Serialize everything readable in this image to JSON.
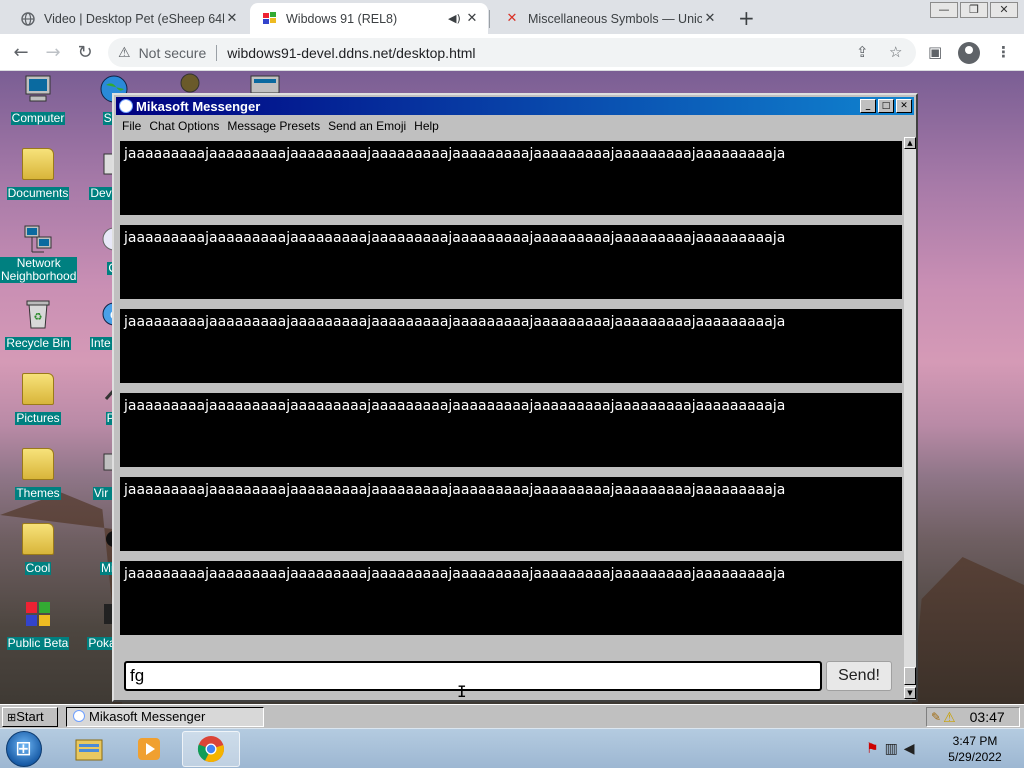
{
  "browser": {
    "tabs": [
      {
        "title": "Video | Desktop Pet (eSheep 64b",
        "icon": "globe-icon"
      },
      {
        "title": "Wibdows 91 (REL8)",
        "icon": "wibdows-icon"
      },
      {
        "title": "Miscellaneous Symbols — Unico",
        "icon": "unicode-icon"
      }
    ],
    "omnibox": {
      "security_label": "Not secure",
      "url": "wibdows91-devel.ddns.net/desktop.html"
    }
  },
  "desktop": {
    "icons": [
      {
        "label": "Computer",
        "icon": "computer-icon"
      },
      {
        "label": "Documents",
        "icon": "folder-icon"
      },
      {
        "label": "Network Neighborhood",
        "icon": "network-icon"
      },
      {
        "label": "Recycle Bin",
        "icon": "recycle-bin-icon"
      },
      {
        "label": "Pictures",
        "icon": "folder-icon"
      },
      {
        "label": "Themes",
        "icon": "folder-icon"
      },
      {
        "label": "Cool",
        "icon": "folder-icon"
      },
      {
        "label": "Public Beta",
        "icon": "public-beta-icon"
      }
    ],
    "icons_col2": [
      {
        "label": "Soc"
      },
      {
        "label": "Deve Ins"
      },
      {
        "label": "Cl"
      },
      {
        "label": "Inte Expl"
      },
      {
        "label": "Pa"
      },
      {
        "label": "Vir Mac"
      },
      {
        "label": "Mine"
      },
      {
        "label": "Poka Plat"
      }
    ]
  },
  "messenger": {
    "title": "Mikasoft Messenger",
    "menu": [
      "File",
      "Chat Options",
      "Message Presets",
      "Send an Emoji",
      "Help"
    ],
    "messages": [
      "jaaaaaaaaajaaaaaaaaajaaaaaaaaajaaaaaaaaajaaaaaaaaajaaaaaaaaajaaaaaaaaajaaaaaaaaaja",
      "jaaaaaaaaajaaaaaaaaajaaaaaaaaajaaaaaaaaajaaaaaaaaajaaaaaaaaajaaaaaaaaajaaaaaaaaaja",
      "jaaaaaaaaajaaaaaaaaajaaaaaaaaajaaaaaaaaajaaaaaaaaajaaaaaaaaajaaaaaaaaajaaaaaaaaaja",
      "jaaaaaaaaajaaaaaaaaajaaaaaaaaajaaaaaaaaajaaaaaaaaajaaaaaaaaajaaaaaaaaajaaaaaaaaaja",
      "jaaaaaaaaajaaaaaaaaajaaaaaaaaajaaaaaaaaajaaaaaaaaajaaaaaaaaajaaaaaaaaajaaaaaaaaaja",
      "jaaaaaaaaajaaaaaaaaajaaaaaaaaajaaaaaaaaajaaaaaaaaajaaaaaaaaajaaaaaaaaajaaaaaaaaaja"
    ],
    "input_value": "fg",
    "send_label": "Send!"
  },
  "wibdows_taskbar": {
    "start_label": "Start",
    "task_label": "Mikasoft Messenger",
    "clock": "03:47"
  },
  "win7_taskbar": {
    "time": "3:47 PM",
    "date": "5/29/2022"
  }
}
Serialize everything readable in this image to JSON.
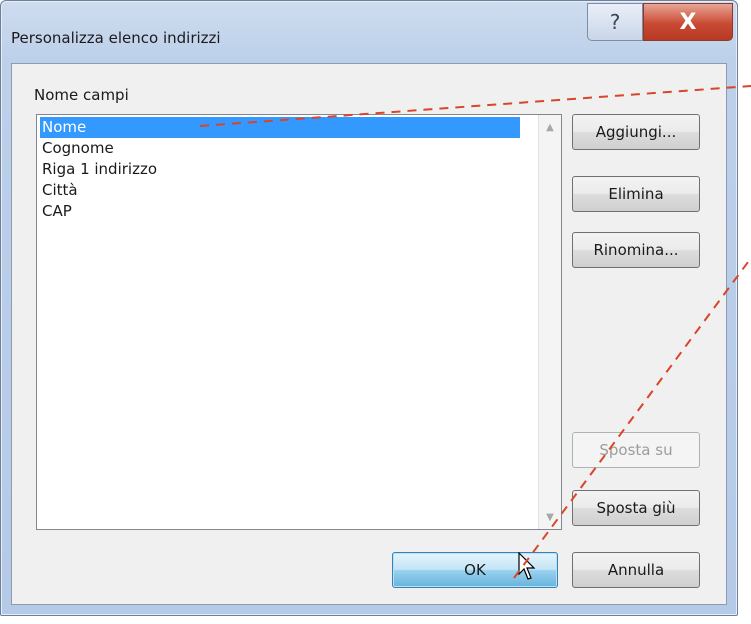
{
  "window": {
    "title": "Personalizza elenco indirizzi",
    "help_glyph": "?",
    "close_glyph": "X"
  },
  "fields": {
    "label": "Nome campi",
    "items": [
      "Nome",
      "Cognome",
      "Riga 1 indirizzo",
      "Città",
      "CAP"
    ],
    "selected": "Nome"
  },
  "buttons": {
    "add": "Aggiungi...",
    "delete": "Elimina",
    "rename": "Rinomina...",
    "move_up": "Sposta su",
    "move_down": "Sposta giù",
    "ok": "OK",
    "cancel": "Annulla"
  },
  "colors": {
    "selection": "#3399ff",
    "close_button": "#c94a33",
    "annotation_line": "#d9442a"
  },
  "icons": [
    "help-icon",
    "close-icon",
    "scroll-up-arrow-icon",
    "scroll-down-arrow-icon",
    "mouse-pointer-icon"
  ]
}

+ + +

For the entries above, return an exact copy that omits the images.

### TASK SOLUTION
Serialize everything readable in this image to JSON.
{
  "browser": {
    "tabs": [
      {
        "title": "Video | Desktop Pet (eSheep 64b",
        "icon": "globe-icon"
      },
      {
        "title": "Wibdows 91 (REL8)",
        "icon": "wibdows-icon"
      },
      {
        "title": "Miscellaneous Symbols — Unico",
        "icon": "unicode-icon"
      }
    ],
    "omnibox": {
      "security_label": "Not secure",
      "url": "wibdows91-devel.ddns.net/desktop.html"
    }
  },
  "desktop": {
    "icons": [
      {
        "label": "Computer",
        "icon": "computer-icon"
      },
      {
        "label": "Documents",
        "icon": "folder-icon"
      },
      {
        "label": "Network Neighborhood",
        "icon": "network-icon"
      },
      {
        "label": "Recycle Bin",
        "icon": "recycle-bin-icon"
      },
      {
        "label": "Pictures",
        "icon": "folder-icon"
      },
      {
        "label": "Themes",
        "icon": "folder-icon"
      },
      {
        "label": "Cool",
        "icon": "folder-icon"
      },
      {
        "label": "Public Beta",
        "icon": "public-beta-icon"
      }
    ],
    "icons_col2": [
      {
        "label": "Soc"
      },
      {
        "label": "Deve Ins"
      },
      {
        "label": "Cl"
      },
      {
        "label": "Inte Expl"
      },
      {
        "label": "Pa"
      },
      {
        "label": "Vir Mac"
      },
      {
        "label": "Mine"
      },
      {
        "label": "Poka Plat"
      }
    ]
  },
  "messenger": {
    "title": "Mikasoft Messenger",
    "menu": [
      "File",
      "Chat Options",
      "Message Presets",
      "Send an Emoji",
      "Help"
    ],
    "messages": [
      "jaaaaaaaaajaaaaaaaaajaaaaaaaaajaaaaaaaaajaaaaaaaaajaaaaaaaaajaaaaaaaaajaaaaaaaaaja",
      "jaaaaaaaaajaaaaaaaaajaaaaaaaaajaaaaaaaaajaaaaaaaaajaaaaaaaaajaaaaaaaaajaaaaaaaaaja",
      "jaaaaaaaaajaaaaaaaaajaaaaaaaaajaaaaaaaaajaaaaaaaaajaaaaaaaaajaaaaaaaaajaaaaaaaaaja",
      "jaaaaaaaaajaaaaaaaaajaaaaaaaaajaaaaaaaaajaaaaaaaaajaaaaaaaaajaaaaaaaaajaaaaaaaaaja",
      "jaaaaaaaaajaaaaaaaaajaaaaaaaaajaaaaaaaaajaaaaaaaaajaaaaaaaaajaaaaaaaaajaaaaaaaaaja",
      "jaaaaaaaaajaaaaaaaaajaaaaaaaaajaaaaaaaaajaaaaaaaaajaaaaaaaaajaaaaaaaaajaaaaaaaaaja"
    ],
    "input_value": "fg",
    "send_label": "Send!"
  },
  "wibdows_taskbar": {
    "start_label": "Start",
    "task_label": "Mikasoft Messenger",
    "clock": "03:47"
  },
  "win7_taskbar": {
    "time": "3:47 PM",
    "date": "5/29/2022"
  }
}
Serialize everything readable in this image to JSON.
{
  "window": {
    "title": "Personalizza elenco indirizzi",
    "help_glyph": "?",
    "close_glyph": "X"
  },
  "fields": {
    "label": "Nome campi",
    "items": [
      "Nome",
      "Cognome",
      "Riga 1 indirizzo",
      "Città",
      "CAP"
    ],
    "selected": "Nome"
  },
  "buttons": {
    "add": "Aggiungi...",
    "delete": "Elimina",
    "rename": "Rinomina...",
    "move_up": "Sposta su",
    "move_down": "Sposta giù",
    "ok": "OK",
    "cancel": "Annulla"
  },
  "colors": {
    "selection": "#3399ff",
    "close_button": "#c94a33",
    "annotation_line": "#d9442a"
  },
  "icons": [
    "help-icon",
    "close-icon",
    "scroll-up-arrow-icon",
    "scroll-down-arrow-icon",
    "mouse-pointer-icon"
  ]
}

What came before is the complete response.